▶ _TASK DIRECTIONS_
Review the listing and copy each line that holds the word "image".

▶ _SUPPLIED MATERIAL_
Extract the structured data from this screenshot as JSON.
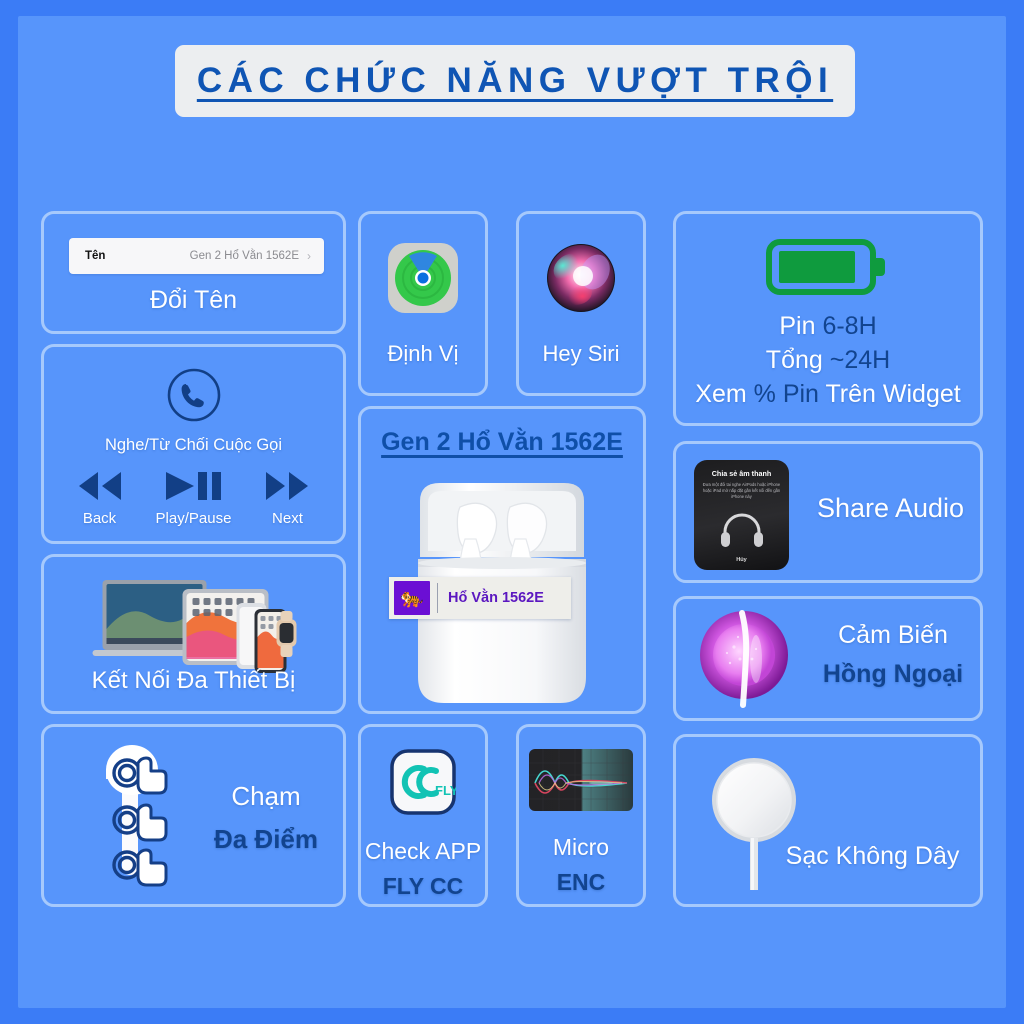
{
  "header": {
    "title": "CÁC CHỨC NĂNG VƯỢT TRỘI"
  },
  "colors": {
    "page_border": "#3b7cf6",
    "background": "#5795fb",
    "card_border": "#a6c9fc",
    "title_text": "#0f55b4",
    "label_white": "#ffffff",
    "label_dark_blue": "#12448f",
    "battery_green": "#12a042",
    "badge_purple": "#6b0fd4"
  },
  "cards": {
    "rename": {
      "row_key": "Tên",
      "row_value": "Gen 2 Hổ Vằn 1562E",
      "row_chevron": "chevron-right-icon",
      "label": "Đổi Tên"
    },
    "calls": {
      "icon": "phone-handset-icon",
      "sub": "Nghe/Từ Chối Cuộc Gọi",
      "buttons": [
        {
          "icon": "rewind-icon",
          "caption": "Back"
        },
        {
          "icon": "play-pause-icon",
          "caption": "Play/Pause"
        },
        {
          "icon": "fast-forward-icon",
          "caption": "Next"
        }
      ]
    },
    "devices": {
      "icon": "apple-devices-icon",
      "label": "Kết Nối Đa Thiết Bị"
    },
    "touch": {
      "icon": "multi-tap-earbud-icon",
      "label_top": "Chạm",
      "label_bottom": "Đa Điểm"
    },
    "find_my": {
      "icon": "find-my-icon",
      "label": "Định Vị"
    },
    "siri": {
      "icon": "siri-orb-icon",
      "label": "Hey Siri"
    },
    "product": {
      "title": "Gen 2 Hổ Vằn 1562E",
      "image": "airpods-case-icon",
      "badge_logo": "tiger-emblem-icon",
      "badge_text": "Hổ Vằn 1562E"
    },
    "check_app": {
      "icon": "fly-cc-app-icon",
      "label_top": "Check APP",
      "label_bottom": "FLY CC"
    },
    "micro": {
      "icon": "enc-waveform-icon",
      "label_top": "Micro",
      "label_bottom": "ENC"
    },
    "battery": {
      "icon": "battery-full-icon",
      "line1_white": "Pin ",
      "line1_dark": "6-8H",
      "line2_white": "Tổng ",
      "line2_dark": "~24H",
      "line3_a": "Xem ",
      "line3_b": "% Pin ",
      "line3_c": "Trên Widget"
    },
    "share_audio": {
      "tile_title": "Chia sẻ âm thanh",
      "tile_body": "Đưa một đôi tai nghe AirPods hoặc iPhone hoặc iPad mở nắp đặt gần kết nối đến gần iPhone này",
      "tile_icon": "headphones-icon",
      "tile_cancel": "Hủy",
      "label": "Share Audio"
    },
    "ir_sensor": {
      "icon": "infrared-sensor-icon",
      "label_top": "Cảm Biến",
      "label_bottom": "Hồng Ngoại"
    },
    "wireless_charging": {
      "icon": "magsafe-charger-icon",
      "label": "Sạc Không Dây"
    }
  }
}
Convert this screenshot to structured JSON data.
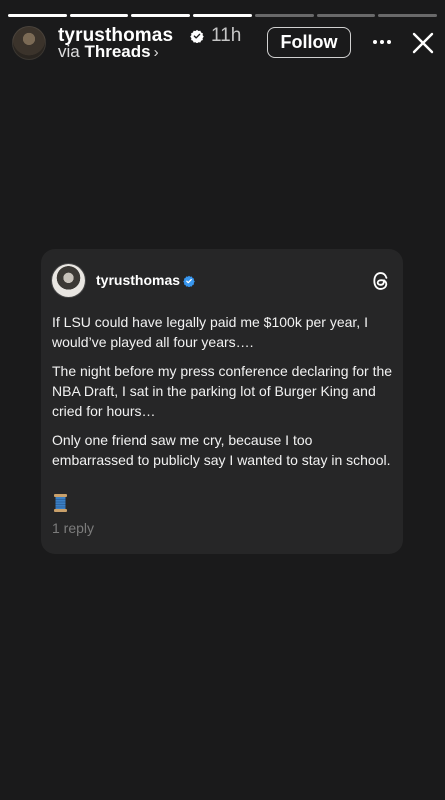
{
  "story": {
    "progress_segments": [
      1,
      1,
      1,
      1,
      0,
      0,
      0
    ],
    "header": {
      "username": "tyrusthomas",
      "timestamp": "11h",
      "via_prefix": "via",
      "via_app": "Threads",
      "via_chevron": "›",
      "follow_label": "Follow",
      "more_icon": "more-horizontal-icon",
      "close_icon": "close-icon"
    }
  },
  "card": {
    "username": "tyrusthomas",
    "verified_color": "#3897f0",
    "paragraphs": [
      "If LSU could have legally paid me $100k per year, I would’ve played all four years….",
      "The night before my press conference declaring for the NBA Draft, I sat in the parking lot of Burger King and cried for hours…",
      "Only one friend saw me cry, because I too embarrassed to publicly say I wanted to stay in school."
    ],
    "thread_emoji": "🧵",
    "reply_count": "1 reply"
  },
  "colors": {
    "background": "#1a1a1b",
    "card_background": "#262627",
    "muted_text": "#7c7c7c"
  }
}
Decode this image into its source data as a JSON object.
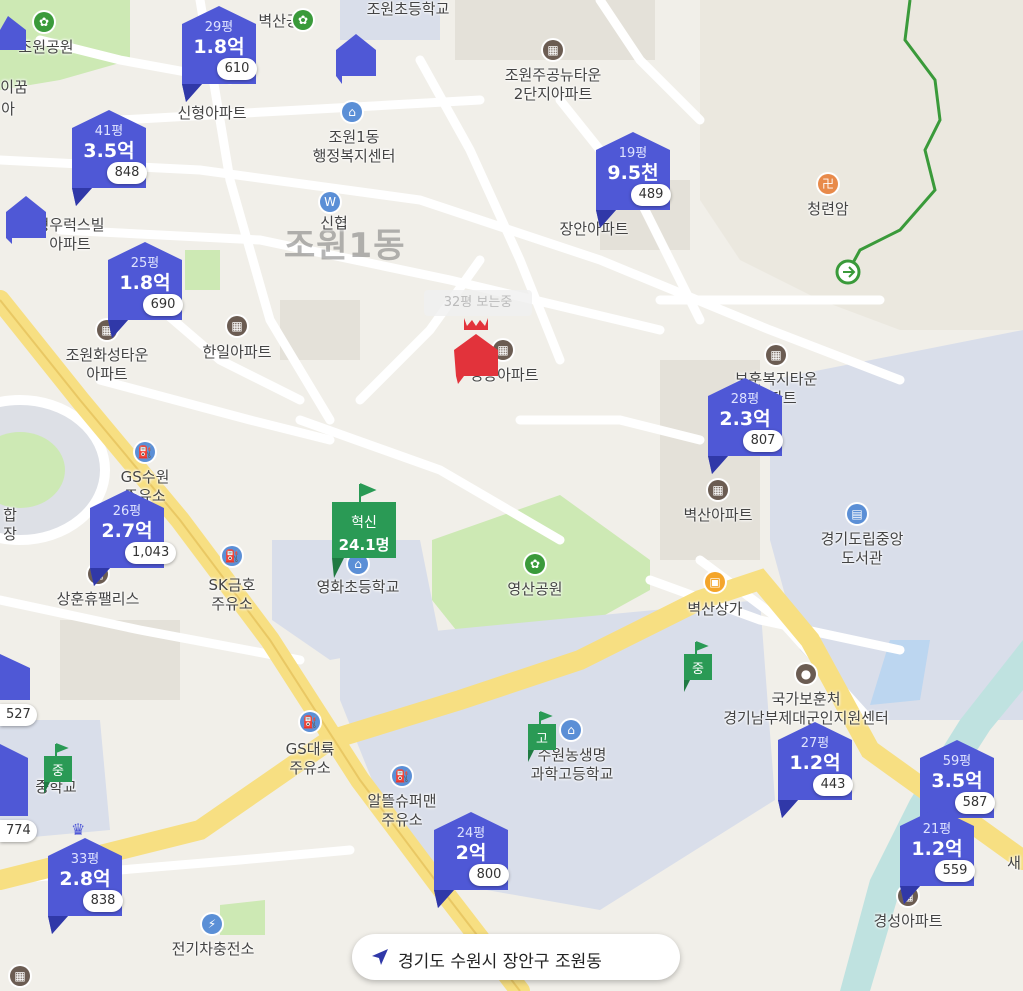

▶ _REPLY_
      "image": "airpods-case-icon",
Decode this image into its source data as a JSON object.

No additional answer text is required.